## [Exercise requirements]
Write the data out in full and word for word. Do not include images.

## [Input material]
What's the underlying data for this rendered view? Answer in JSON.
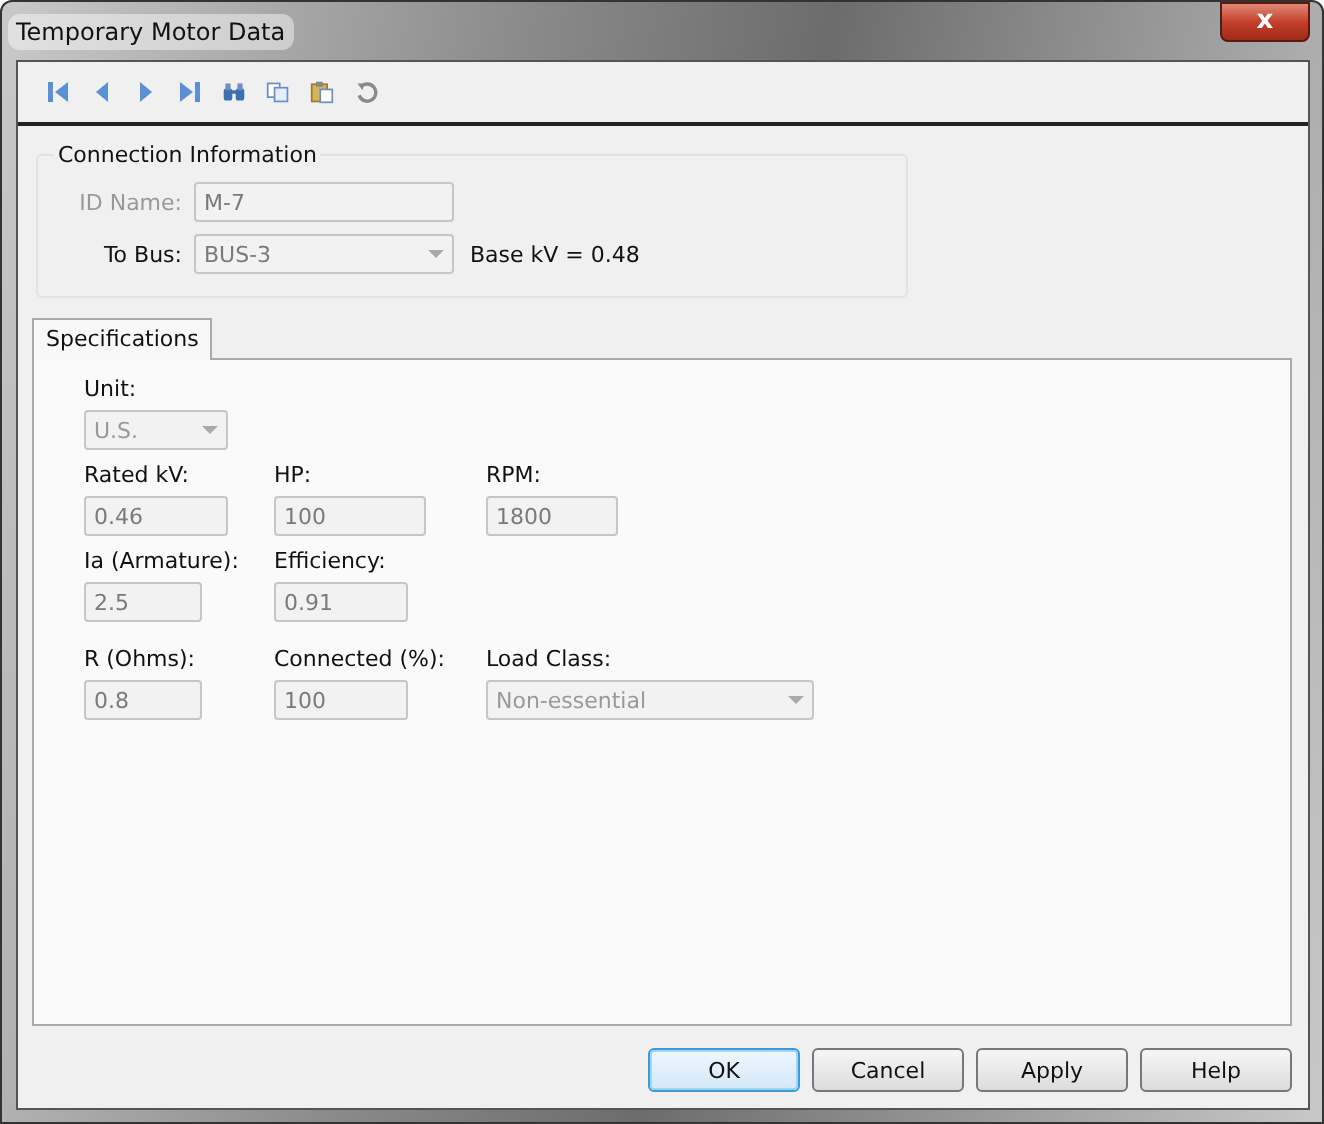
{
  "window": {
    "title": "Temporary Motor Data",
    "close": "x"
  },
  "connection": {
    "title": "Connection Information",
    "fields": [
      {
        "label": "ID Name:",
        "value": "M-7",
        "kind": "text",
        "disabled": true
      },
      {
        "label": "To Bus:",
        "value": "BUS-3",
        "kind": "dropdown",
        "disabled": false,
        "note": "Base kV = 0.48"
      }
    ]
  },
  "tabs": [
    {
      "label": "Specifications",
      "selected": true
    }
  ],
  "spec_rows": [
    [
      {
        "label": "Unit:",
        "value": "U.S.",
        "kind": "dropdown"
      }
    ],
    [
      {
        "label": "Rated kV:",
        "value": "0.46",
        "kind": "text"
      },
      {
        "label": "HP:",
        "value": "100",
        "kind": "text"
      },
      {
        "label": "RPM:",
        "value": "1800",
        "kind": "text"
      }
    ],
    [
      {
        "label": "Ia (Armature):",
        "value": "2.5",
        "kind": "text"
      },
      {
        "label": "Efficiency:",
        "value": "0.91",
        "kind": "text"
      }
    ],
    [
      {
        "label": "R (Ohms):",
        "value": "0.8",
        "kind": "text"
      },
      {
        "label": "Connected (%):",
        "value": "100",
        "kind": "text"
      },
      {
        "label": "Load Class:",
        "value": "Non-essential",
        "kind": "wide-dropdown"
      }
    ]
  ],
  "buttons": [
    {
      "label": "OK",
      "default": true
    },
    {
      "label": "Cancel",
      "default": false
    },
    {
      "label": "Apply",
      "default": false
    },
    {
      "label": "Help",
      "default": false
    }
  ]
}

## [Solution to this exercise]
What's the underlying data for this rendered view? Answer in JSON.
{
  "window": {
    "title": "Temporary Motor Data",
    "close": "x"
  },
  "connection": {
    "title": "Connection Information",
    "fields": [
      {
        "label": "ID Name:",
        "value": "M-7",
        "kind": "text",
        "disabled": true
      },
      {
        "label": "To Bus:",
        "value": "BUS-3",
        "kind": "dropdown",
        "disabled": false,
        "note": "Base kV = 0.48"
      }
    ]
  },
  "tabs": [
    {
      "label": "Specifications",
      "selected": true
    }
  ],
  "spec_rows": [
    [
      {
        "label": "Unit:",
        "value": "U.S.",
        "kind": "dropdown"
      }
    ],
    [
      {
        "label": "Rated kV:",
        "value": "0.46",
        "kind": "text"
      },
      {
        "label": "HP:",
        "value": "100",
        "kind": "text"
      },
      {
        "label": "RPM:",
        "value": "1800",
        "kind": "text"
      }
    ],
    [
      {
        "label": "Ia (Armature):",
        "value": "2.5",
        "kind": "text"
      },
      {
        "label": "Efficiency:",
        "value": "0.91",
        "kind": "text"
      }
    ],
    [
      {
        "label": "R (Ohms):",
        "value": "0.8",
        "kind": "text"
      },
      {
        "label": "Connected (%):",
        "value": "100",
        "kind": "text"
      },
      {
        "label": "Load Class:",
        "value": "Non-essential",
        "kind": "wide-dropdown"
      }
    ]
  ],
  "buttons": [
    {
      "label": "OK",
      "default": true
    },
    {
      "label": "Cancel",
      "default": false
    },
    {
      "label": "Apply",
      "default": false
    },
    {
      "label": "Help",
      "default": false
    }
  ]
}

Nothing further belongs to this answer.